This is my current dollhouse, I have 5 more in boxes ready to go after this one.  It is a large one and is a Colonial style.  We will be working on the floors, paneling for the walls and shutters for the windows next.  So be sure to come back the second Saturday of each month to see what I have accomplished.

In all my research, because I will be honest, I am new to dollhouse construction so I had to find information on how best to do the hardwood floors.  One of the key elements is to put it on something then put in the dollhouse so that you are not stuck with it forever.  This is my first try, so bear with me.  I grabbed a Fedex envelope because it is so thin once you cut it open.  I used this for my template.

Using Beacon Adhesives Timber Grip wood glue, I applied the pieces of cut popsicle sticks.  Remember to sand down the ends first.

Start laying out your pattern.  Most popsicle sticks have varied colors so keep that in mind as you apply them to your template.

There are many more steps once you get the floor down, there are so many options for finishing it.  This photo is from Meaningful Mama, a dollhouse blog.  Mine will not be finished for several weeks, but I will be sure to share it when it is done.
Best DIY Dollhouse Furniture

Thank you for stopping by and welcome to my Rabbit Hole!

Wednesday, May 6, 2020

Birthday Gift Bags with Wood Scraps

Hi everyone, Steph Ackerman here today with showing you how to use scraps of wood to decorate gift bags.

While we are home bound and parties are put on hold, our lives go on and that includes birthdays.  So I decided to take this time to create gift bags for those individuals we can't see and celebrate with at this time.

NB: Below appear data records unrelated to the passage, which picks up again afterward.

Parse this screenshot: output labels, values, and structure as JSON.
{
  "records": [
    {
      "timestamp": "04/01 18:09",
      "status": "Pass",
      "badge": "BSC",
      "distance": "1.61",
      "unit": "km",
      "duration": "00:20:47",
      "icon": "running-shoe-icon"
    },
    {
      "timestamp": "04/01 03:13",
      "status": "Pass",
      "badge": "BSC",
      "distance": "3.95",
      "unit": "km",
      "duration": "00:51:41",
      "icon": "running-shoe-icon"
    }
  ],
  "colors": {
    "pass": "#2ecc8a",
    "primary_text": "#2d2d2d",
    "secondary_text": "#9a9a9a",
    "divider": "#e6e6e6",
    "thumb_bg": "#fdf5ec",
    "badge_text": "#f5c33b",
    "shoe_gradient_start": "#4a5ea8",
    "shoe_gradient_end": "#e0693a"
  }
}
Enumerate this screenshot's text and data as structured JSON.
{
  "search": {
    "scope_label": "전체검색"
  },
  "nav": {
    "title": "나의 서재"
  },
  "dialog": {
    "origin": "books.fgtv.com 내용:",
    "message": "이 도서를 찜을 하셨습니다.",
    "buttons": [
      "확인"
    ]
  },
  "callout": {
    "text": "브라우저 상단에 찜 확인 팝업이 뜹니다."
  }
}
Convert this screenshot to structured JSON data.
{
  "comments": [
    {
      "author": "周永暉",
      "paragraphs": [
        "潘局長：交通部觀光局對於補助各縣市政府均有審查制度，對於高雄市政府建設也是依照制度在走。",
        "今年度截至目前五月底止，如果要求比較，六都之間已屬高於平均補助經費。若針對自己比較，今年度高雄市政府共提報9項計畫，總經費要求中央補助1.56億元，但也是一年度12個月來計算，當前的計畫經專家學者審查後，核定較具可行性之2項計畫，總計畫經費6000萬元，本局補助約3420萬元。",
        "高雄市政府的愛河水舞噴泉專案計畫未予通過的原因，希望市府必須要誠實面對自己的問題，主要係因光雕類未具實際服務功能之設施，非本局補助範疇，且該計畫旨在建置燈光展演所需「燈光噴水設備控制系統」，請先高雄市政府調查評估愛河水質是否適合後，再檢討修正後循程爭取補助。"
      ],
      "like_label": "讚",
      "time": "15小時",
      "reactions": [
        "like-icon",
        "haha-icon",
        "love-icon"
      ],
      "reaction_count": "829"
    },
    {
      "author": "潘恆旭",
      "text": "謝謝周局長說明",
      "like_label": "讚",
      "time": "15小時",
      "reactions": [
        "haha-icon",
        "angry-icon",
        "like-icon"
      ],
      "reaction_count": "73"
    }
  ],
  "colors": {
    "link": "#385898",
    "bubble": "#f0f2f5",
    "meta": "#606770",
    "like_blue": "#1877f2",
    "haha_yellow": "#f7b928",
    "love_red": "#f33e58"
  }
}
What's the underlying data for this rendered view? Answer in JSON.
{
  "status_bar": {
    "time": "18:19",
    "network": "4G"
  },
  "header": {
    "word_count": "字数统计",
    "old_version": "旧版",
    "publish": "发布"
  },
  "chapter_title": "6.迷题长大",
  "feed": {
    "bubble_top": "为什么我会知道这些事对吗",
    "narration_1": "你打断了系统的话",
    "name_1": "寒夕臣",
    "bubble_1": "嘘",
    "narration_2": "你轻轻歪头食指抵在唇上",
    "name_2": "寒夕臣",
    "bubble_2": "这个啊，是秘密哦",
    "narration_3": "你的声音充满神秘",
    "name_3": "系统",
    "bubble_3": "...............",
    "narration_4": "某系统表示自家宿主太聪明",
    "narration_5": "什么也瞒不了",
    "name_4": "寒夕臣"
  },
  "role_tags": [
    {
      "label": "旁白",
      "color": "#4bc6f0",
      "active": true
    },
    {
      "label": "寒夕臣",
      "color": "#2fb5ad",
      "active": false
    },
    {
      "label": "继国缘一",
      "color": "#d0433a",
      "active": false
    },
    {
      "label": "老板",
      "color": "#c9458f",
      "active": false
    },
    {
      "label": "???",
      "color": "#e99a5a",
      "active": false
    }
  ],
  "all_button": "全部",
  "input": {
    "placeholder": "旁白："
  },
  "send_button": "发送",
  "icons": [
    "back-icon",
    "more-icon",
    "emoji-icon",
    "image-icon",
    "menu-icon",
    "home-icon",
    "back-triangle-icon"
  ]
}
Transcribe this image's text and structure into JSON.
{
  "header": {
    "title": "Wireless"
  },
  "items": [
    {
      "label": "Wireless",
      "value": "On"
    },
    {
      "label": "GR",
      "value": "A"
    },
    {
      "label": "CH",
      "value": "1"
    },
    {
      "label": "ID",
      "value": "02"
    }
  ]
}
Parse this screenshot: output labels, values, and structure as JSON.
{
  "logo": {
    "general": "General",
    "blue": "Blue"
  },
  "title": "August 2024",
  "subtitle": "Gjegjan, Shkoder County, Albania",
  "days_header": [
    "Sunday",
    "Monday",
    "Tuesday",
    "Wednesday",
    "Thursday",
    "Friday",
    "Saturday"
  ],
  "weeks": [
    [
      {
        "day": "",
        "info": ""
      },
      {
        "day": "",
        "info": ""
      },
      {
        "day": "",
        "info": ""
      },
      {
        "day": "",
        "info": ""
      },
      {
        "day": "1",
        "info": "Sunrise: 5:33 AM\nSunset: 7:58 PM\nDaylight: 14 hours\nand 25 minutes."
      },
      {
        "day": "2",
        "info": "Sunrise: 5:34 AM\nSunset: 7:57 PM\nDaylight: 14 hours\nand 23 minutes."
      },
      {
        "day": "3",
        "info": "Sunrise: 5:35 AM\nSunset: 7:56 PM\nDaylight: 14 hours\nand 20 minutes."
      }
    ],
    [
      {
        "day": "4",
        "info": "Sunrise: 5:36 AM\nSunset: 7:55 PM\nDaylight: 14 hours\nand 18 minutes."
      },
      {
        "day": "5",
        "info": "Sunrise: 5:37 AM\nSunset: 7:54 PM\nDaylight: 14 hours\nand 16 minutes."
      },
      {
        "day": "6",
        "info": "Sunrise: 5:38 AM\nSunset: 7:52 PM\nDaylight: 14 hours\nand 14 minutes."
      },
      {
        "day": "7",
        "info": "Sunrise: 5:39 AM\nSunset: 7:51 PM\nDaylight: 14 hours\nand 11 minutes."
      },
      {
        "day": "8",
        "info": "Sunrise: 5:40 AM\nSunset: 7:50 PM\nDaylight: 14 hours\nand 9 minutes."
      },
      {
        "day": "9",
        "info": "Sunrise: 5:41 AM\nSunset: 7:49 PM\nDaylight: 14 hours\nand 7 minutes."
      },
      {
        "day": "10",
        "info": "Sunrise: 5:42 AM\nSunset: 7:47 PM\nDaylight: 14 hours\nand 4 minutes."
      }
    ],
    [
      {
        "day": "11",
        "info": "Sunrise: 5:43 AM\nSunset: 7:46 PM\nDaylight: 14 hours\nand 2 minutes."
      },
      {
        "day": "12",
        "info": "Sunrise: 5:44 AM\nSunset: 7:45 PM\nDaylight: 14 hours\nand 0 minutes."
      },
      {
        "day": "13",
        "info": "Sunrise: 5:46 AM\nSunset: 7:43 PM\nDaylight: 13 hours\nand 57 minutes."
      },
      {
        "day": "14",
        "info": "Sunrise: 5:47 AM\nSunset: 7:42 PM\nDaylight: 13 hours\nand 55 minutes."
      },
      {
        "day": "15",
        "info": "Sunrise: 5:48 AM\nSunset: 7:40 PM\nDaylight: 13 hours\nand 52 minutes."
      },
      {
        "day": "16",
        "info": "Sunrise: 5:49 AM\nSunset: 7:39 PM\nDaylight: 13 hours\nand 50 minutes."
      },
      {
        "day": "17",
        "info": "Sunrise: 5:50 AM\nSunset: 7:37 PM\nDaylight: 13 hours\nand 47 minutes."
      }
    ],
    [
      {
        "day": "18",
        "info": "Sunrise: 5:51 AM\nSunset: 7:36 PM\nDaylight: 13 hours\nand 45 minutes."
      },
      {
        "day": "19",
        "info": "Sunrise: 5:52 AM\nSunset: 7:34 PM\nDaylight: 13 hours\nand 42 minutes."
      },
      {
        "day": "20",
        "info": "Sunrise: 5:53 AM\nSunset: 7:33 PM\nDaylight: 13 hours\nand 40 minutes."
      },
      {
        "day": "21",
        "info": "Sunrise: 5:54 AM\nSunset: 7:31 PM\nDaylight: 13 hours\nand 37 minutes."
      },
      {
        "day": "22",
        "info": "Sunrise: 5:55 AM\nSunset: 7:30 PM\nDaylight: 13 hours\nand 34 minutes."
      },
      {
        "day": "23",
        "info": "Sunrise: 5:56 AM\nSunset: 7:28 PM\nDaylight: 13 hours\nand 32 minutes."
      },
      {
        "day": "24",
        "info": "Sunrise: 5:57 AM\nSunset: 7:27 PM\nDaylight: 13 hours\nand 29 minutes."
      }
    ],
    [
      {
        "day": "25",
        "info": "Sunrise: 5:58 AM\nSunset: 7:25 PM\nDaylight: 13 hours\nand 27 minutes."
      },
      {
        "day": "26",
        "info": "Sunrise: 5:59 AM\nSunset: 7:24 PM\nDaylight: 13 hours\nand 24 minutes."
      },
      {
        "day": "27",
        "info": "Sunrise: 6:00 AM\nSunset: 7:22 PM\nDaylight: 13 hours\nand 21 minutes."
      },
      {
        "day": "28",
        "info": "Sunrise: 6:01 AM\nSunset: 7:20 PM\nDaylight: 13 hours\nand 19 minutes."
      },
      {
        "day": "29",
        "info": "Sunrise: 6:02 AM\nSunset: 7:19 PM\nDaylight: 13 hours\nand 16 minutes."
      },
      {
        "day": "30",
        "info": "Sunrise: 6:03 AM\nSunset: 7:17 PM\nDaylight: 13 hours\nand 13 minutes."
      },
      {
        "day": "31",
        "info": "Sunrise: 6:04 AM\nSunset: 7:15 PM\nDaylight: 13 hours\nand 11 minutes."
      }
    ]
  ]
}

Using some left over scraps of wood, I used the Scroll Saw to cut the wood into party hat shapes then used the Delta Sander to sand down the rough edges.

After painting each with Plaid paints, I stamped and embossed each with a party stamp.  Then I used the Bench Drill Press to put a hole in each through which I threaded twine.

After decorating the gift bags, I tied the wood scraps to the handles like gift tags.

Thanks for stopping by.